US Navy tests power-free industrial exoskeletons
The US Navy is looking at how exoskeletons could be used at naval shipyards. Exoskeletons enable workers to operate heavyweight hand tools for longer by transferring the weight of the items from the body directly the ground.

Lockheed Martin’s FORTIS exoskeleton is totally unpowered, yet it distributes heavy weight away from human muscles via its secure and grounded construction.

Lockheed Martin claims the FORTIS exoskeleton’s lightweight ergonomic construction allows its operator to move freely in a natural and flexible way, which greatly increases a worker’s productivity.
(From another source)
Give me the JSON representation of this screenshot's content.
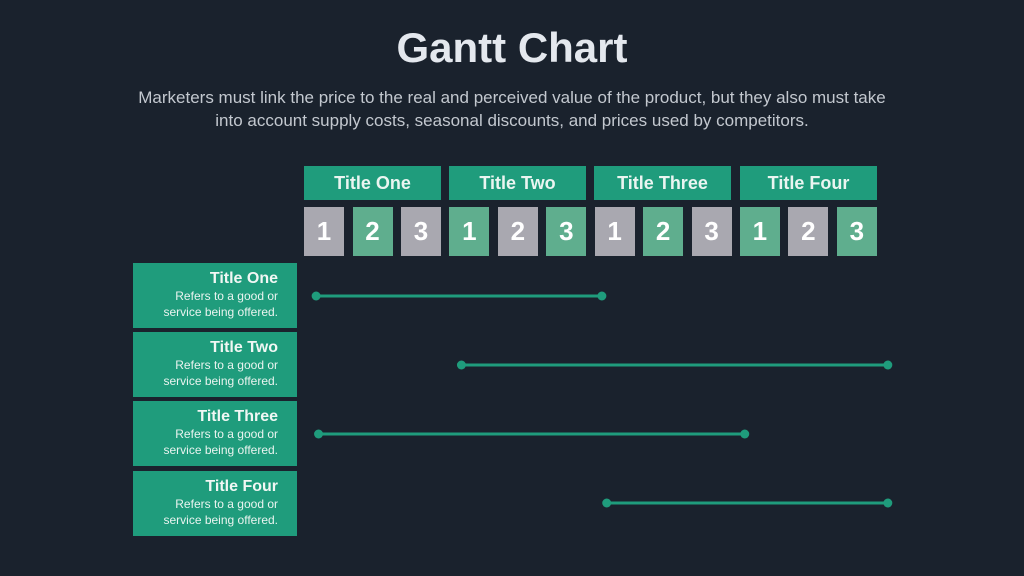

“Ship maintenance often requires use of heavy tools, such as grinders, riveters or sandblasters,” said Adam Miller, director of new initiatives at Lockheed Martin Missiles and Fire Control. “Those tools take a toll on operators due to the tools’ weight and the tight areas where they are sometimes used. By wearing the FORTIS exoskeleton, operators can hold the weight of those heavy tools for extended periods of time with reduced fatigue,” Miller said.

Lockheed Martin has been investing in exoskeleton research for five years within the framework of the National Center for Manufacturing Sciences (NCMS) program, dubbed Commercial Technologies for Maintenance Activities (CTMA).

If it proves effective, the FORTIS exoskeleton will be in demand at both military and industrial installations.

“We are pleased that once again a technology advanced through our highly successful CTMA program will be put into commercialization,” said president and chief executive officer of NCMS, Rick Jarman. “The Lockheed Martin FORTIS exoskeleton contract is just another example of how collaboration around research and development speeds the time to market for these important innovations. We applaud Lockheed Martin for seeing the value in our CTMA program,” he said.

Image from lockheedmartin.com

Lockheed Martin is also financing the development of the HULC hydraulic-powered anthropomorphic exoskeleton for military use. This exoskeleton is expected to help a soldier carry up to 90 kilograms of payload on all terrains. The company says that the computerized titanium HULC will be modular, benefit from a power-saving design, and will continue to support loads, without restricting a soldier’s mobility, even when the battery power is low.

Image from lockheedmartin.com